Moving on in our hike, we entered Teddy Bear Canyon and hiked up the north fork first. We soon passed by Teddy Bear Pinnacle, which was towering above the canyon wash. Within the north fork, we were targeting three separate side slots which I had spotted on satellite imagery that looked to be interesting. Teddy Bear Slot 1 (as marked on the map) turned out to absolutely incredible. It rivals the Sidewinder slots and Lost Slot for being the best in the park. The height of the walls, the narrowness of the slot, and the coloring were all very impressive. Teddy Bear Slots 2 & 3 were a bit farther up the north fork of Teddy Bear Canyon. These two slots started out as one before splitting off into two directions. We checked both of them out and once again got some great photos. The challenging part of the hike was now ahead, as we wanted to loop from Teddy Bear Canyon's north fork into the south fork. Using a slight variation on a route that I had charted out at home, we reached our high point at 4,550 feet in elevation and crossed over into the south fork. Scrambling down into the south fork was a bit challenging, but we all made it without getting any scrapes or bruises. Heading down the south fork, we had another side slot to check out. Teddy Bear Slot 4 was also interesting, but not quite as impressive as the slots in the north fork. Within my trip report photos, you will see some very nice scenery from the four main slots of Teddy Bear Canyon. Without a doubt, in view of the discovery of the Teddy Bear Chollas and also finding the four amazing slots, this was one of my lifetime best hikes in Death Valley.
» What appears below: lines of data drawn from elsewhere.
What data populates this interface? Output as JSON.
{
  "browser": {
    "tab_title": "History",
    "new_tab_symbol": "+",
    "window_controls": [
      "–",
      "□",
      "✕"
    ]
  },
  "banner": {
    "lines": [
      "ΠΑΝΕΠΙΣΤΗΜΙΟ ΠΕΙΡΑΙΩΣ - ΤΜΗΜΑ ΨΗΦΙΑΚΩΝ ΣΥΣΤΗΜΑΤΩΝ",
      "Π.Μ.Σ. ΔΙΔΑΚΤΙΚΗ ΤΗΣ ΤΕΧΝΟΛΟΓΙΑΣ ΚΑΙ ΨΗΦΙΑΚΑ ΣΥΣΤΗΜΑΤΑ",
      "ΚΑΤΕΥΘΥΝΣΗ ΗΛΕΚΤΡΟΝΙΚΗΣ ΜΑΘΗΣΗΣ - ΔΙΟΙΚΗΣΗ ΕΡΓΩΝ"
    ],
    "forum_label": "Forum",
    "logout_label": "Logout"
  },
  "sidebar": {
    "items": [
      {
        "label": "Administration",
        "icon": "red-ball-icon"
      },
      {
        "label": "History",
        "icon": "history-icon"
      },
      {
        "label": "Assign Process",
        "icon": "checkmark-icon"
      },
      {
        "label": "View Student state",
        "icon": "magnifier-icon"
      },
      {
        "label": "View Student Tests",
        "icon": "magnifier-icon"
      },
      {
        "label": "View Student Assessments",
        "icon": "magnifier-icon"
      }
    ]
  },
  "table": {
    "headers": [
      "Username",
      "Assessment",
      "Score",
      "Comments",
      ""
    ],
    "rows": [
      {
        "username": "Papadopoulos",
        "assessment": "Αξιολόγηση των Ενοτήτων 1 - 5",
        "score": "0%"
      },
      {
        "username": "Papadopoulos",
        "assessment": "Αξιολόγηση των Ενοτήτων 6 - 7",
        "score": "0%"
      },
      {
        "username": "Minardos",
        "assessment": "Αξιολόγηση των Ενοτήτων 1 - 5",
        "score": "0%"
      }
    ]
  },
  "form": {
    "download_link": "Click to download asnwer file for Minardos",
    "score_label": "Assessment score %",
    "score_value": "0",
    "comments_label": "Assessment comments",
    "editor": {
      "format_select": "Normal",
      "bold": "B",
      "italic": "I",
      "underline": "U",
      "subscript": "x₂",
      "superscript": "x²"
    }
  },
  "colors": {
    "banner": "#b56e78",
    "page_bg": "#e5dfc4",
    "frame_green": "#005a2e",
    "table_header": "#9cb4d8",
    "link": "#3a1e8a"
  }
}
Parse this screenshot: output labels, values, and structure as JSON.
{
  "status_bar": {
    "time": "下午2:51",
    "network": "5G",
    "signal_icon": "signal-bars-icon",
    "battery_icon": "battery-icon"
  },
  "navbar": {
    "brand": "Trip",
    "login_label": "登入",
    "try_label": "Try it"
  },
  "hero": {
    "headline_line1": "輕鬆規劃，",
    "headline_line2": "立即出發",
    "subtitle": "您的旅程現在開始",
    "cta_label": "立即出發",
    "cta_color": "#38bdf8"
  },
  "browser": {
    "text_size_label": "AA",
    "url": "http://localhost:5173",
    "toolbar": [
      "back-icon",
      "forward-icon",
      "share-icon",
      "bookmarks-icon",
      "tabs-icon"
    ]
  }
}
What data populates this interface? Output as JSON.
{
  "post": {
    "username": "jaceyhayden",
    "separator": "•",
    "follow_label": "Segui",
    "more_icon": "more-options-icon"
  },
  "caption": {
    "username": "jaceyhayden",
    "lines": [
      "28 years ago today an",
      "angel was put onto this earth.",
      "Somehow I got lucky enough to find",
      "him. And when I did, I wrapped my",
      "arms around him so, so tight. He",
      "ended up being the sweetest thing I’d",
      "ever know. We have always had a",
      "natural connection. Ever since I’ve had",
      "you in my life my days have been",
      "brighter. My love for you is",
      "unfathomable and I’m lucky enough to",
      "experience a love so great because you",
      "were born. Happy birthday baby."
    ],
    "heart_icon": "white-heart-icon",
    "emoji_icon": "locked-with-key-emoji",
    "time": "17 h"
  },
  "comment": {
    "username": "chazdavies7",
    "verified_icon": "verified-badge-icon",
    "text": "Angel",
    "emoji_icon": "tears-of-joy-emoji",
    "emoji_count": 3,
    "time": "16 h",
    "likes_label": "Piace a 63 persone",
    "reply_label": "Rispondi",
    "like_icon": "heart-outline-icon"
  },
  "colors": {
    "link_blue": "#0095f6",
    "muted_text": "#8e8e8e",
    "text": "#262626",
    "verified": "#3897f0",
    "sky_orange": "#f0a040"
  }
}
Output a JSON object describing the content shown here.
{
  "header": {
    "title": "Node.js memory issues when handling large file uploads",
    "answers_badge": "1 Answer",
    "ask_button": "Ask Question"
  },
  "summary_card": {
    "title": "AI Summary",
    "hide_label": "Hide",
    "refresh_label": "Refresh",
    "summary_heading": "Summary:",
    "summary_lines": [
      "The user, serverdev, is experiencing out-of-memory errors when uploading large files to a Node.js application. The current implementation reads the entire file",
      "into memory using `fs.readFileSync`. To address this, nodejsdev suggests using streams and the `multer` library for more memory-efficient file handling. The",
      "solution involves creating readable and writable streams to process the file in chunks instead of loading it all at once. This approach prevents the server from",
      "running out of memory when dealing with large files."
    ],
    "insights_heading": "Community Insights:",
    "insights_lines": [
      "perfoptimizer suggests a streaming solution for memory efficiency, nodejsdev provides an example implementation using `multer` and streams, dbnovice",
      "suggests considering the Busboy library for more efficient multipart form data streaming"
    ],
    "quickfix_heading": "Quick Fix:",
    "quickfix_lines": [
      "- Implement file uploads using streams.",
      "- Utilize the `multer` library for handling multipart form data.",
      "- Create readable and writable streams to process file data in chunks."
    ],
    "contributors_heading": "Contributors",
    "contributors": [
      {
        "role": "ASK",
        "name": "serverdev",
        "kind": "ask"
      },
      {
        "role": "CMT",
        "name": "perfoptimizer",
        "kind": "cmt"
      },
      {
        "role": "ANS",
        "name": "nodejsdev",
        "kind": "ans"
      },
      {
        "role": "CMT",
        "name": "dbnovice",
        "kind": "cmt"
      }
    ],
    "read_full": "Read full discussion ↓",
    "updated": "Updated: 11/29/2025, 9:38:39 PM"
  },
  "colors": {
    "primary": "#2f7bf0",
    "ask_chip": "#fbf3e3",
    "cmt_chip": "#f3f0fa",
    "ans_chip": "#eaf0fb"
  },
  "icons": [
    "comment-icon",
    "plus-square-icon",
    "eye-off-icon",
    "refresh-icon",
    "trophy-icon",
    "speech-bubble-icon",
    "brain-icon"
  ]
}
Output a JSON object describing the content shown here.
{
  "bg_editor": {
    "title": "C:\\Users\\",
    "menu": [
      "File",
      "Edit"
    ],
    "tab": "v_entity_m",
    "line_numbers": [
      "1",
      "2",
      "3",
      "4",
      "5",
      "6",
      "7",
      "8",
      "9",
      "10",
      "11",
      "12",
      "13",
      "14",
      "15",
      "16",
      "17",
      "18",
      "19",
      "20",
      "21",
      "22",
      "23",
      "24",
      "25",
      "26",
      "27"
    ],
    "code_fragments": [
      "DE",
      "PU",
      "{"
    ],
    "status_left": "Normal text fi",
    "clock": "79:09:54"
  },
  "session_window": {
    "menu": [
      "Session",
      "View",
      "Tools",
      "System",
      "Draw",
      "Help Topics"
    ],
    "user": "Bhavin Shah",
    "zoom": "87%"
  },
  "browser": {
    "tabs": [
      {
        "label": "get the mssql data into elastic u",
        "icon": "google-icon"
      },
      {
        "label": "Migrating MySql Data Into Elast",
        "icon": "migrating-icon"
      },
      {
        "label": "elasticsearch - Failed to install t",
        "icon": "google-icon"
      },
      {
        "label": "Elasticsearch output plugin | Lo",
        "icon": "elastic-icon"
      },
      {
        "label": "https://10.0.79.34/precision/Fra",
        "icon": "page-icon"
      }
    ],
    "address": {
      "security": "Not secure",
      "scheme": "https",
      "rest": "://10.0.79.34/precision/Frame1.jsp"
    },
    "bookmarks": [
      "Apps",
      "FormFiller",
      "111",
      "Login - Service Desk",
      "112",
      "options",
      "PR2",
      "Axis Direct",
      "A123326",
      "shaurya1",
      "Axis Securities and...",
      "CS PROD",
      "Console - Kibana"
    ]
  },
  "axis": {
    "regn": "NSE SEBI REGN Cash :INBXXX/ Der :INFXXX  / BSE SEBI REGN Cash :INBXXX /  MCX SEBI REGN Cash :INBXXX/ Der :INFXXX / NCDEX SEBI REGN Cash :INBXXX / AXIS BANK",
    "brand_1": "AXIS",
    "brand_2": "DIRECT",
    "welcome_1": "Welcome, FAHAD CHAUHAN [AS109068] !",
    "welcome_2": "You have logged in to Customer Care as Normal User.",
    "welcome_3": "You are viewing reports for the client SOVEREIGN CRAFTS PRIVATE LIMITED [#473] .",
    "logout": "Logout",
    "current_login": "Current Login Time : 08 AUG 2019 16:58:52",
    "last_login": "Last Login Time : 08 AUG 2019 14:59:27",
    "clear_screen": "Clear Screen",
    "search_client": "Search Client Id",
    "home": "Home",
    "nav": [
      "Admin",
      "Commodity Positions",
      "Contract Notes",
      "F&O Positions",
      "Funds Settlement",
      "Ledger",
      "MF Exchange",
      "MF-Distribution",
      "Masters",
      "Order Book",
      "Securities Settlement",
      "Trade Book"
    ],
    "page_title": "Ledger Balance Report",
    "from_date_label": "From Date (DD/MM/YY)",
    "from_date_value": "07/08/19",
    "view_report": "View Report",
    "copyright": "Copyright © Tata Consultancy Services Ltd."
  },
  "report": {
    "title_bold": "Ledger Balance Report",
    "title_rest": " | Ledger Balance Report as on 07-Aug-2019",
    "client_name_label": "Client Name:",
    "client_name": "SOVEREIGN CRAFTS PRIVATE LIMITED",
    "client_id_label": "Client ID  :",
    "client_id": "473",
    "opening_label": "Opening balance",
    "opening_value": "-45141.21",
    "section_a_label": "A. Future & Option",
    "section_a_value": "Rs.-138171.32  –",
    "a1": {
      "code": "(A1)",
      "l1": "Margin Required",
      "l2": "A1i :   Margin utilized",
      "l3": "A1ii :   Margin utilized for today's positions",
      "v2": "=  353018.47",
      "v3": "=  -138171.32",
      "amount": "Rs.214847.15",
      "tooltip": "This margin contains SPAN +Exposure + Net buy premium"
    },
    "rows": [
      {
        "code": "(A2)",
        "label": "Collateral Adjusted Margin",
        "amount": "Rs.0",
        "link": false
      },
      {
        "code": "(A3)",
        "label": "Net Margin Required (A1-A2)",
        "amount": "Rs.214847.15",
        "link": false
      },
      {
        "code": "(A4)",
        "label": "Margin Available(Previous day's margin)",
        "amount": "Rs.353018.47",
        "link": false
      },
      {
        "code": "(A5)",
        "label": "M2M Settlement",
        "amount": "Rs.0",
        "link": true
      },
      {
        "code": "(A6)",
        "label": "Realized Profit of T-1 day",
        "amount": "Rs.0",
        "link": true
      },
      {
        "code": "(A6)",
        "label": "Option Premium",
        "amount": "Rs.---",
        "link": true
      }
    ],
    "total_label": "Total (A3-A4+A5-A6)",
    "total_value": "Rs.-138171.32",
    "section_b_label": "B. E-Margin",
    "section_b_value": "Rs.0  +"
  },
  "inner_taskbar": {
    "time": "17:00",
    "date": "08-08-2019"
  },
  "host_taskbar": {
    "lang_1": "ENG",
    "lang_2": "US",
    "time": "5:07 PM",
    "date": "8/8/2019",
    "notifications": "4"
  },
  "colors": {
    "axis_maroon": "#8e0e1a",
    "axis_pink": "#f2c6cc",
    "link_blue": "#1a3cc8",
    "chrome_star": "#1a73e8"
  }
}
To find out what motivated me to begin exploration of the Nova Canyon area, be sure and read Part 1 (my report entitled Mud Drip Canyon). And to see even taller Teddy Bear Chollas that we found the next day after this hike, read Part 3 (my report entitled The Nova Slots).  Our hike took place on February 24, 2014.
Many more photographs taken during our visit are available for viewing for this destination.  To see all of them, choose one of the two options presented below.  The two options are Slideshow viewing and Trip Report viewing.  The Slideshow option allows for viewing larger images with an autoplay option and a full screen option (available on most browsers).  This option works very well for large computer screens and tablets.  The Trip Report option allows for viewing smaller pictures in a standard scroll-down format and enlarging of any panoramic photos taken during our visit.  Click on the option of your choice to view all of our photos from this destination.  The Slideshow format opens in a new browser window and the Trip Report format uses the same browser window for viewing.